Hi, Eric. I'm also in Ohio, and do all my camping in Ohio, Indiana, and Kentucky (and some occasional trips to Isle Royale and Shenandoah NPs.)
I've always been a fan of bivy sacks, and never had any problems using them - until a couple of weeks ago. I was using an ID Salathe (which unzips to the waist and is fully backed by bug netting - a must for ventilation and bug protection around here), and awoke both mornings to find condensation inside my bivy, to the point that the sleeping bag shell had become damp.
I'd never had that problem with the Salathe before. But, as I think about it, I had never used a sleeping bag inside it in these transitional situations, either: mid-80s and very humid during the day, dropping into the low 60's at night. Usually, on a hot, humid night I just slept with the bivy sack and no sleeping bag (think June, July, and August); the cold nights were usually also cool days with low humidity, and the bivy worked perfectly in conjunction with the sleeping bag.

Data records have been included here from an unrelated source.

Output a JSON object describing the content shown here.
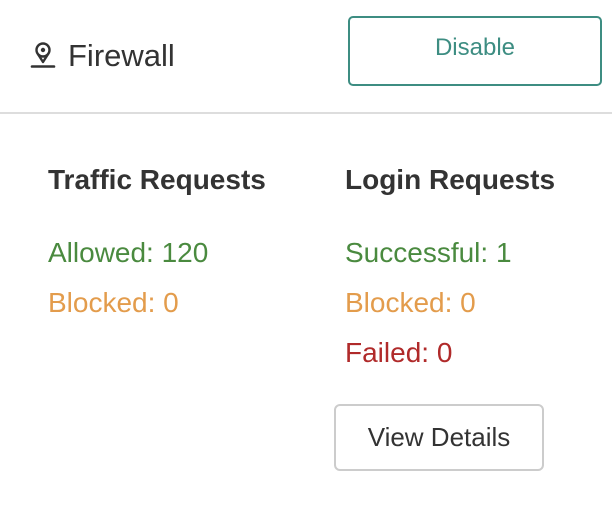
{
  "header": {
    "title": "Firewall",
    "icon": "firewall-pin-icon",
    "disable_label": "Disable"
  },
  "traffic": {
    "title": "Traffic Requests",
    "allowed": "Allowed: 120",
    "blocked": "Blocked: 0"
  },
  "login": {
    "title": "Login Requests",
    "successful": "Successful: 1",
    "blocked": "Blocked: 0",
    "failed": "Failed: 0"
  },
  "actions": {
    "view_details_label": "View Details"
  },
  "colors": {
    "accent": "#3d8d82",
    "allowed": "#4a8a3f",
    "blocked": "#e39c4c",
    "failed": "#b02a2a"
  }
}
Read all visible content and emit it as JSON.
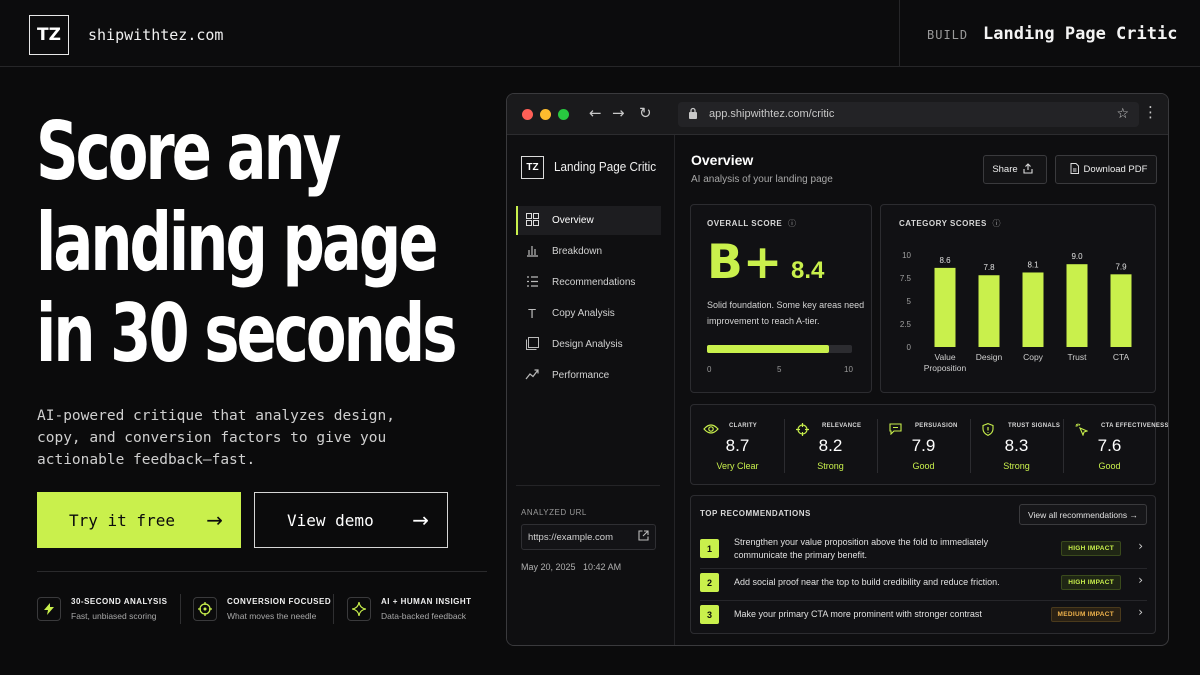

I think it was just a combination of conditions that got me, but it was enough to help me decide that I'm going to stick with tents from now on - the convenience, coupled with weights (think TarpTent) that now rival or surpass those of the high-end bivies (like the Salathe or Unishelter) simply makes tents a better choice for me.
I've found the MSR Hubba to be a very good tent around here: all mesh body, lots of headroom, easy set-up, and a fly-only pitch that makes it simple to have a lunchtime shelter from the rain. I'm experimenting with a TarpTent Virga 2 (should arrive tomorrow), but I'm a little worried about condensation on a single wall tent. (Never had any such problems with the Hubba or my previous favorite, the Zoid 1.)
Don't forget to include the weight of a tarp with the bivy. I've always found it necessary to carry a tarp to use in bad weather; the problem with bivies in the rain is that you still need to cook, change clothes, and get in and out of the bivy. Without a tarp, it's virtually impossible to keep the inside of the bivy dry.
The Salathe weighs 2 pounds; an 8x10 silnylon tarp (the smallest size I found useful) weighs at least a pound, including stakes. Even if your poncho doubles as your tarp, the 2-pound bivy is the same weight as the TarpTent Virga 2. The tarp and bivy combo, at 3 pounds, is just a few ounces shy of the Hubba's weight.
An excellent, light bivy (one pound) is the REI Minimalist. While it opens to the waist, it doesn't have bug netting, making it somewhat warm to use around here. I coupled it with a Granite Gear White Lightning tarp (another really nice product at a pound and a half) to get a combination that weighed around two and a half pounds - which isn't enough weight savings to make me give up the comfort, convenience and versatility of a tent.
In short, bivies can be made to work around here, but I don't think it's an ideal arrangement for our climate.